“I wouldn’t be surprised if he thought his days with the national team were over,” Manning continued. “I’m sure he’s extremely happy. It helps validate his decision to come here because his own country is recognizing what he’s done. He’s still playing at an extremely high level. They’re calling him in to help.”
The man affectionately known as “The Atomic Ant” is no stranger to the big stage, making a name for himself with Italy’s most successful club, Juventus, and boasting 150 appearances in Serie A on his impressive résumé. Giovinco also represented Italy at UEFA Euro 2012 and the 2013 Confederations Cup.
His decision to play in Major League Soccer, however, was a point of detraction for some, including previous Italian managers Antonio Conte and Gian Piero Ventura.
“There are coaches in the world who follow our league and are progressive; they understand the quality of our league. Then there are people who are stuck in the world of old, thinking of what MLS was 15, 20 years ago,” Toronto FC Sr. Vice-President, Soccer Operations & General Manager Tim Bezbatchenko explained. “[Italy manager Roberto] Mancini clearly has seen what the top players in our league can do on the international stage. You can look at the performances at the World Cup this summer and past World Cups, the production in Major League Soccer translates to any pitch in the world in any competition.”
With Mancini at the helm, Giovinco has a new lease on life in the famous blue of his beloved Azzurri and is determined to make the most of it.
Toronto FC head coach Greg Vanney sees no reason why he won’t do just that.
“He’s clearly been called in because he has a skillset that they feel is important in the way they want to play, something a little bit different than the players in the pool, or they feel he’s just flat out better,” Vanney told TorontoFC.ca. “This is a great opportunity for him to prove that he can still do it at any level and be an important piece.”
“When he was last called up [in 2015] and played those two games, I thought he played very well. He was impactful, helped create goals; he was important in earning results. I was surprised that he didn’t get looked at beyond that, so it’s another opportunity for him to show how his skillset and capabilities will fit into Mancini’s vision for his team.”
Much like Giovinco, Vanney understands the weight of an international call-up and the importance it holds for every player, himself earning 37 caps for the United States national team.
“There’s a lot of pride that comes with putting on that jersey because you’re representing much bigger than yourself,” Vanney stated. “Ever since you first kick a ball and understand what it means to play, you want to represent your country at the highest level.”
And if he proves a few doubters wrong along the way? Consider that a bonus.

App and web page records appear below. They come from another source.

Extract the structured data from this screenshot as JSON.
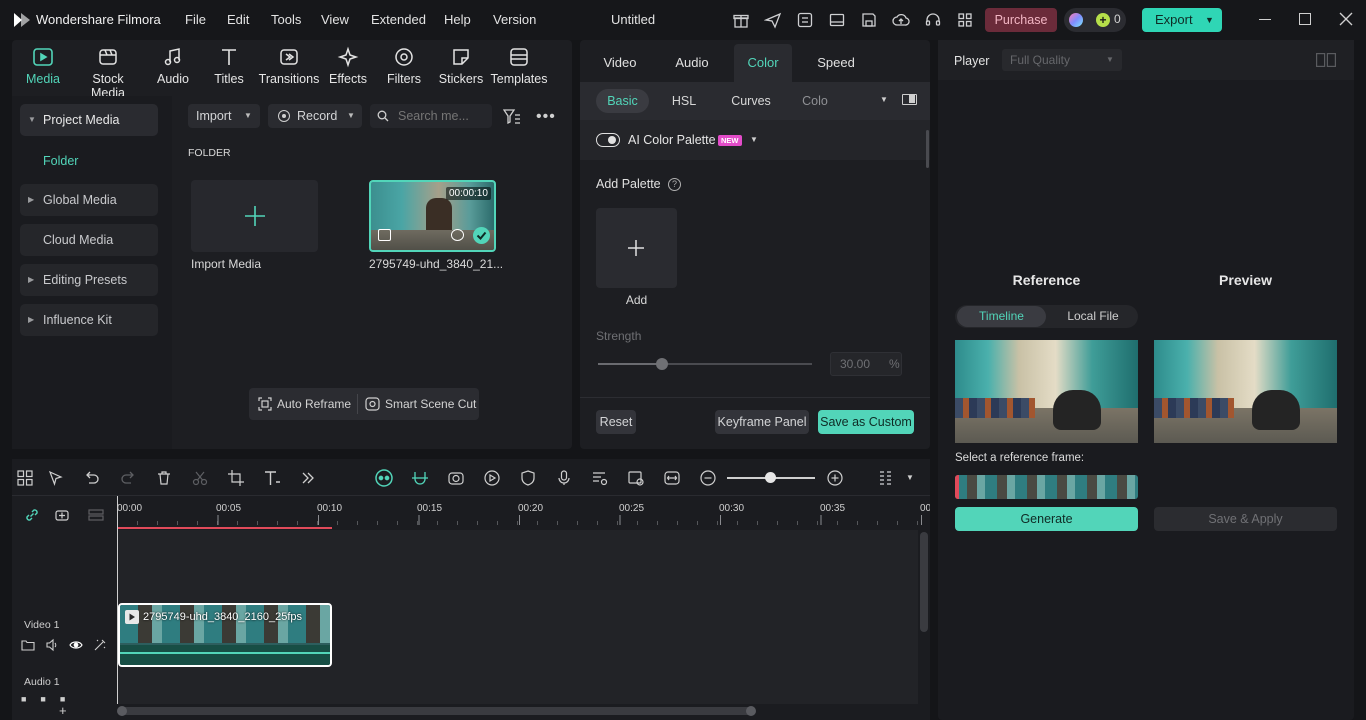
{
  "app": {
    "title": "Wondershare Filmora",
    "project": "Untitled"
  },
  "menu": [
    "File",
    "Edit",
    "Tools",
    "View",
    "Extended",
    "Help",
    "Version"
  ],
  "titlebar": {
    "purchase": "Purchase",
    "credits": "0",
    "export": "Export"
  },
  "media_tabs": [
    "Media",
    "Stock Media",
    "Audio",
    "Titles",
    "Transitions",
    "Effects",
    "Filters",
    "Stickers",
    "Templates"
  ],
  "sidebar": {
    "project_media": "Project Media",
    "folder": "Folder",
    "global_media": "Global Media",
    "cloud_media": "Cloud Media",
    "editing_presets": "Editing Presets",
    "influence_kit": "Influence Kit"
  },
  "media": {
    "import": "Import",
    "record": "Record",
    "search_placeholder": "Search me...",
    "folder_label": "FOLDER",
    "import_media": "Import Media",
    "clip_name": "2795749-uhd_3840_21...",
    "clip_duration": "00:00:10",
    "auto_reframe": "Auto Reframe",
    "smart_scene_cut": "Smart Scene Cut"
  },
  "props": {
    "tabs": [
      "Video",
      "Audio",
      "Color",
      "Speed"
    ],
    "subtabs": [
      "Basic",
      "HSL",
      "Curves",
      "Colo"
    ],
    "ai_palette": "AI Color Palette",
    "new_badge": "NEW",
    "add_palette": "Add Palette",
    "add": "Add",
    "strength": "Strength",
    "strength_value": "30.00",
    "strength_unit": "%",
    "strength_fraction": 0.3,
    "reset": "Reset",
    "keyframe": "Keyframe Panel",
    "save_custom": "Save as Custom"
  },
  "player": {
    "label": "Player",
    "quality": "Full Quality",
    "reference": "Reference",
    "preview": "Preview",
    "timeline_tab": "Timeline",
    "local_file_tab": "Local File",
    "select_frame": "Select a reference frame:",
    "generate": "Generate",
    "save_apply": "Save & Apply"
  },
  "timeline": {
    "ticks": [
      "00:00",
      "00:05",
      "00:10",
      "00:15",
      "00:20",
      "00:25",
      "00:30",
      "00:35",
      "00"
    ],
    "video_track": "Video 1",
    "audio_track": "Audio 1",
    "clip_label": "2795749-uhd_3840_2160_25fps"
  },
  "colors": {
    "accent": "#52d5b9",
    "purchase_bg": "#6b2b3a",
    "export_bg": "#2fd6b5"
  }
}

“I hope he goes in there and proves mostly for himself, but also for our club and our league, that you can come still to MLS and be a viable player at the international level,” added Vanney. “A lot of players have proven that, there’s no reason why he won’t.”